29 April 2024

Today our science-led conservation charity behind London Zoo and Whipsnade Zoo – is launching History Hive: a public appeal for memories and artefacts to bring its 200-year history to life. 

Launching exactly two years before our bicentenary, History Hive aims to build a collection of memories – from the tangible to the intangible – to reflect the varied voices and lived experiences of everyone who has played a part in our rich history

We are asking the public to submit everything from vintage zoo toys and historic tickets to correspondence and maps, enriching our understanding of our own history.  

The objects will form part of an exhibition to celebrate the 200th in 2026 alongside fascinating artefacts from our existing archive, which all help to tell the story of ZSL’s impact not only on animal care and conservation, but on the very fabric of London and British culture.

Notable artefacts already in the archive include a first edition of Charles Darwin’s On the Origin of Species, a limited-edition bear-shaped soap from the 1940’s which was produced by Cullingfords to mark the birth of baby Brumas the polar bear at London Zoo, zookeeper uniforms from decades past, and a decorated ostrich egg, painted by an unknown artist, to mark the opening of Whipsnade Zoo in 1931. 

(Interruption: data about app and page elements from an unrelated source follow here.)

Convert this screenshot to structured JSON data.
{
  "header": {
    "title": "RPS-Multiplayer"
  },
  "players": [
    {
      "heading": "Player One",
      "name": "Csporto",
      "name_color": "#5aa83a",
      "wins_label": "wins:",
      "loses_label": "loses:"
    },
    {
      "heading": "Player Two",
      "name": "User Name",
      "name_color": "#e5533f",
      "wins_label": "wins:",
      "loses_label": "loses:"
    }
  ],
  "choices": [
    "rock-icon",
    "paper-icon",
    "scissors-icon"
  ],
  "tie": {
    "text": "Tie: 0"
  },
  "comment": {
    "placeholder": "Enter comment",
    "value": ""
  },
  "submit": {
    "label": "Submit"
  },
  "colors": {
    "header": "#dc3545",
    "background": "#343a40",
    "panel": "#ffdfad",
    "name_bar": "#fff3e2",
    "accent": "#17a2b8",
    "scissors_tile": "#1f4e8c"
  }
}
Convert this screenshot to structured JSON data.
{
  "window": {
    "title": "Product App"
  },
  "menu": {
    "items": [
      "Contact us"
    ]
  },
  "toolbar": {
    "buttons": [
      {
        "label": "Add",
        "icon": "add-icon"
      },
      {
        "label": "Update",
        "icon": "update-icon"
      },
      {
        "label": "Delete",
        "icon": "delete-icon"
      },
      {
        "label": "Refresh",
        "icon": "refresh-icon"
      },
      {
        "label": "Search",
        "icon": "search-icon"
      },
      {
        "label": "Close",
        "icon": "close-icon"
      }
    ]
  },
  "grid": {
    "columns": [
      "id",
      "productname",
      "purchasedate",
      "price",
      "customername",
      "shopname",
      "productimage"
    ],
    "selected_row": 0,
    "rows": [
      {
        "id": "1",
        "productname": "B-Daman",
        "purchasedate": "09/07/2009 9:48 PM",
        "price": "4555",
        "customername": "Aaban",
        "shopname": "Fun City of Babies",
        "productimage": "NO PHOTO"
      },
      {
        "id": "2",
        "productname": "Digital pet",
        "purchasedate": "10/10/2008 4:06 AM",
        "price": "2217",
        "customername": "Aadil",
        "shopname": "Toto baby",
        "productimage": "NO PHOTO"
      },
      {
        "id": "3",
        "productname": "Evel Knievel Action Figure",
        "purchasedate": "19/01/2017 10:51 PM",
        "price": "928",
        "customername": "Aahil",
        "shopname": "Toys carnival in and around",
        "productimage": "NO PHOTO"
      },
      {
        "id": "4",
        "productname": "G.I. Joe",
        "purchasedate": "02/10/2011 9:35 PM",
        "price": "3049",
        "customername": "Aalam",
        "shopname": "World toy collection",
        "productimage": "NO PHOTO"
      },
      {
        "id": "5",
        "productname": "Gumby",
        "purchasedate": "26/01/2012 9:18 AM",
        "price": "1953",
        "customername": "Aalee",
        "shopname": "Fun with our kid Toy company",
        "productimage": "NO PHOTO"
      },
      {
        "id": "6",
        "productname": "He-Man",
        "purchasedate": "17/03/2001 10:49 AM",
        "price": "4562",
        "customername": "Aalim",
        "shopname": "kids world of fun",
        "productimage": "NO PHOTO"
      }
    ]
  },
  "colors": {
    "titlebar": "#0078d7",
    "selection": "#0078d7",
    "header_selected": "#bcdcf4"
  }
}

ZSL archivist Natasha Wakely and Bicentenary Project Manager Tina Campanella inspect historic zoo uniforms
Table showing items from ZSL historic archive
Historical zookeeper unforms, badges and apparel

Those with memories of ZSL and its zoos are also invited to share these as part of the charity’s Oral History Archive, which will preserve first-hand testimony and celebrate the charity’s long history of connecting people to wildlife. 

The words ‘zoo’ and ‘aquarium’, now embedded in mainstream lexicon, were coined by the charity, revolutionising public interaction with wildlife. Its long-standing associations with the world’s most influential figures in wildlife science and conservation range from Charles Darwin to Sir David Attenborough, who featured animals from London Zoo in his very first natural history documentary, The Pattern of Animals. Even fictional bear Winnie the Pooh found his origins at London Zoo, based upon a black bear named Winnie, befriended by A.A. Milne and his son Christopher Robin. 

Tina Campanella, ZSL’s Bicentenary Project Manager (pictured above, right), said, “ZSL will celebrate its 200th anniversary in 2026 – a landmark milestone that is just two years away. Everyone who has had a connection to ZSL – from world-famous biologists and renowned TV broadcasters to visitors to our two conservation zoos – is as much as part of our history as we’re a part of theirs. It's only right we celebrate our bicentenary together, so we’re excited to see what people share”.  

Woman's hand holding a green paper ticket for London zoo from 1877
Woman holding an ostrich egg with a map of Whipsnade zoo painted on it
Relics of our history take many forms

Archivist Natasha Wakely, (pictured above), said, “History Hive is an incredible opportunity for us to unearth the objects and material culture which bring to life our 200 years of history. We can’t wait to share the submissions alongside our fascinating archive, which plays a critical role in preserving zoological knowledge and championing conservation action for generations to come”. 

CEO Matthew Gould, said, “2026 will mark two centuries of ZSL’s pioneering work for nature. Our work has never been more vital than it is today. 

“In those two hundred years, we have evolved into a global conservation charity, but stayed true to our roots as a scientific society. We are proud of our extraordinary story, and our History Hive project will help us tell it”. 

History Hive will culminate in an exhibition in 2026 – ZSL’s bicentennial year – bringing its history to the 36-acre grounds of London Zoo. Those who have contributed their stories and ephemera will be invited to the exhibition’s launch, celebrating both their role in two centuries of natural history and the start of a new century of critical conservation work. 

2026 will also see the launch of a programme of interactive displays, talks and trails, vividly illustrating the story of the charity and the public support which makes its conservation work possible.  

Submit to the History Hive

Get involved
There will be many more ways to get involved in the celebrations, so sign up to our mailing list and keep an eye on our socials to stay up to date as we countdown to the big year.